### Task to complete
Each line of the data below containing "JSON" needs to be listed.

(Dataset rows for apps and sites)
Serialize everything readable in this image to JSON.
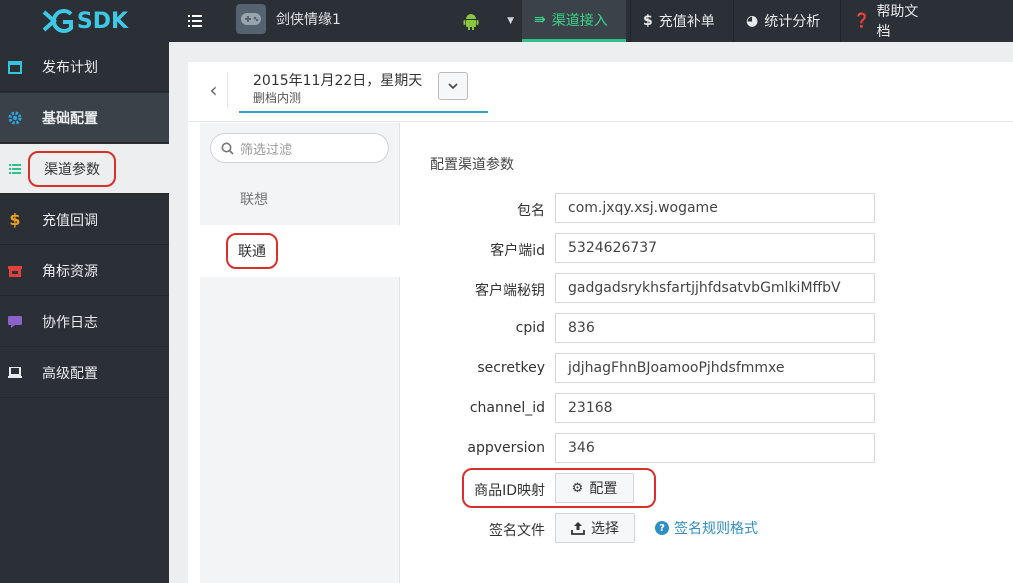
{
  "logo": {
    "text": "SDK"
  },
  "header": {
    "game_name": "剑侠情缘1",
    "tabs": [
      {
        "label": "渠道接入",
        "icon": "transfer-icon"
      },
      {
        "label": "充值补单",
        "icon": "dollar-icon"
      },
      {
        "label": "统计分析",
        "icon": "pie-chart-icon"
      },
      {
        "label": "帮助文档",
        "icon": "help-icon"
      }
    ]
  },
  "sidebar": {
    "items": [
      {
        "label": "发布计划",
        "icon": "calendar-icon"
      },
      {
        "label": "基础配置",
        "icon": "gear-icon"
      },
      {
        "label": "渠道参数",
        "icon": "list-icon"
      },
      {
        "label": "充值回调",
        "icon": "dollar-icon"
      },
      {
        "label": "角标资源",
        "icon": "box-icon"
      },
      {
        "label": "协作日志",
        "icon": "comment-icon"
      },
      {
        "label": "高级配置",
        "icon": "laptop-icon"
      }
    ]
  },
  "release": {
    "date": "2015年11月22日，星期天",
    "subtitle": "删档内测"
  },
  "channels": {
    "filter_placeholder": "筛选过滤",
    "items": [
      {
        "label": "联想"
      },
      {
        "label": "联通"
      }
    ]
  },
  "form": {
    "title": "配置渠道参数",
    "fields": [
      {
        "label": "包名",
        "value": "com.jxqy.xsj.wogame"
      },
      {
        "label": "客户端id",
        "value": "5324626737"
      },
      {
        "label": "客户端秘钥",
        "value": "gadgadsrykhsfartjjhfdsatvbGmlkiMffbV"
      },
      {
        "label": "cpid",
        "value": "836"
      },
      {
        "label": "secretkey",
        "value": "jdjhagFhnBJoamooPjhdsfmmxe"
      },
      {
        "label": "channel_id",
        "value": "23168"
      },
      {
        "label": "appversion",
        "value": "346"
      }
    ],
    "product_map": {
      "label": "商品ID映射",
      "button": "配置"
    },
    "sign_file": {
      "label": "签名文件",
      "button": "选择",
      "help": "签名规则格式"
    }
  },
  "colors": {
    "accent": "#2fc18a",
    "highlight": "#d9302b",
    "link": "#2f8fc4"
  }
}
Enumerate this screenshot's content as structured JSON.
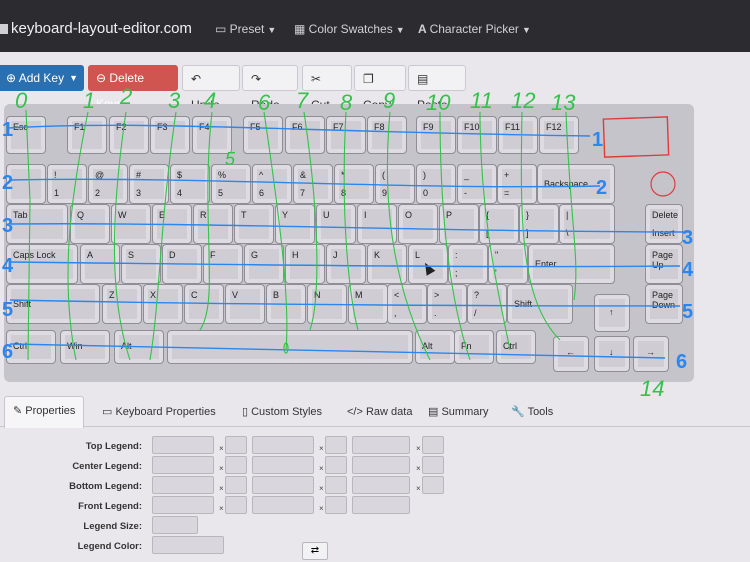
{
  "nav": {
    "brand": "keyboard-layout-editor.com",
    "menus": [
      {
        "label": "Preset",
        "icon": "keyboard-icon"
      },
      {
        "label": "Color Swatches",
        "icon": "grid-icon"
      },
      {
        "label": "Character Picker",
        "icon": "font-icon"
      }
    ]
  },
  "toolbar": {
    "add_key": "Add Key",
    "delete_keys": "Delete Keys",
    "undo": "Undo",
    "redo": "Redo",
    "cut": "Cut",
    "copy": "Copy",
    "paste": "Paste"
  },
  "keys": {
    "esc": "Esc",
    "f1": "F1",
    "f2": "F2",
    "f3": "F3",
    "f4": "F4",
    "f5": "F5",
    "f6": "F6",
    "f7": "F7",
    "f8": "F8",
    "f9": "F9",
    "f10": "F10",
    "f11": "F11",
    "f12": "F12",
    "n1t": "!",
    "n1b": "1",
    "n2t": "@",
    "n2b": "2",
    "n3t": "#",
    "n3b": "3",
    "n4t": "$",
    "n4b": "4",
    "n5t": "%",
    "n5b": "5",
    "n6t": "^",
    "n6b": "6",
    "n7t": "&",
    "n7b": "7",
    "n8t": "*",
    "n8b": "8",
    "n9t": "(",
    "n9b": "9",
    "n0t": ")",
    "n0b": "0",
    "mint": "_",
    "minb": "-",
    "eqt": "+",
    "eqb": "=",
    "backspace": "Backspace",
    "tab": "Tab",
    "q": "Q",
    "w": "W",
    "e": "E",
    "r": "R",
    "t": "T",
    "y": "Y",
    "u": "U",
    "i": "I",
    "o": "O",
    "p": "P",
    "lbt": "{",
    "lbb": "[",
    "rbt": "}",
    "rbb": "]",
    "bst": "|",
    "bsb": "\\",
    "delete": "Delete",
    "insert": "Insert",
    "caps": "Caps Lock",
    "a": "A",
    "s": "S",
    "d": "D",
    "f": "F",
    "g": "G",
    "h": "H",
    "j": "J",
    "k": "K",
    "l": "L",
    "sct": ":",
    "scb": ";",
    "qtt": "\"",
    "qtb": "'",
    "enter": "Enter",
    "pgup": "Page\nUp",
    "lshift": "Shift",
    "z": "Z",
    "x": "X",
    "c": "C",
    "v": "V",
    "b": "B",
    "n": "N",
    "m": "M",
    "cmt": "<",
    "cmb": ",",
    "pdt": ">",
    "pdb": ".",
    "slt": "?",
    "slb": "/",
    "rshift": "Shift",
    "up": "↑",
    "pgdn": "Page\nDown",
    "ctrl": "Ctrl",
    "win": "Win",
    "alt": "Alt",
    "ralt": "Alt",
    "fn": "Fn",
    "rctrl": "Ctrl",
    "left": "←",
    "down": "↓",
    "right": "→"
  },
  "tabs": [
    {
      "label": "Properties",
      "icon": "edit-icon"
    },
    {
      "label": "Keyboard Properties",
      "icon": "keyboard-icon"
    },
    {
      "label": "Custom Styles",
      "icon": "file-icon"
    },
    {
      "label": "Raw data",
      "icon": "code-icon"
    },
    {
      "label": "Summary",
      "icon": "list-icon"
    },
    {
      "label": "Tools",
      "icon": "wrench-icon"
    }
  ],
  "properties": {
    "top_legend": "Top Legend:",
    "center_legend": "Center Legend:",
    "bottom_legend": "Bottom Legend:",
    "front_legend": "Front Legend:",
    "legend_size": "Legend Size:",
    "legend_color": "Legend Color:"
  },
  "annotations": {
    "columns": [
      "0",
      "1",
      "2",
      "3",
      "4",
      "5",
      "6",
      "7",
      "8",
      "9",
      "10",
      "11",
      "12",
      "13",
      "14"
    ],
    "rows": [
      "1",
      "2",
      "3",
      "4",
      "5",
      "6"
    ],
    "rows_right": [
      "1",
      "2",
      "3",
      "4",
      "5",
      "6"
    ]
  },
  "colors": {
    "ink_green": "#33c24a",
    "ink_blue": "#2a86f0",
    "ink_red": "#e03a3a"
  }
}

### Output
Serialize everything readable in this image to JSON.
Enumerate this screenshot's content as structured JSON.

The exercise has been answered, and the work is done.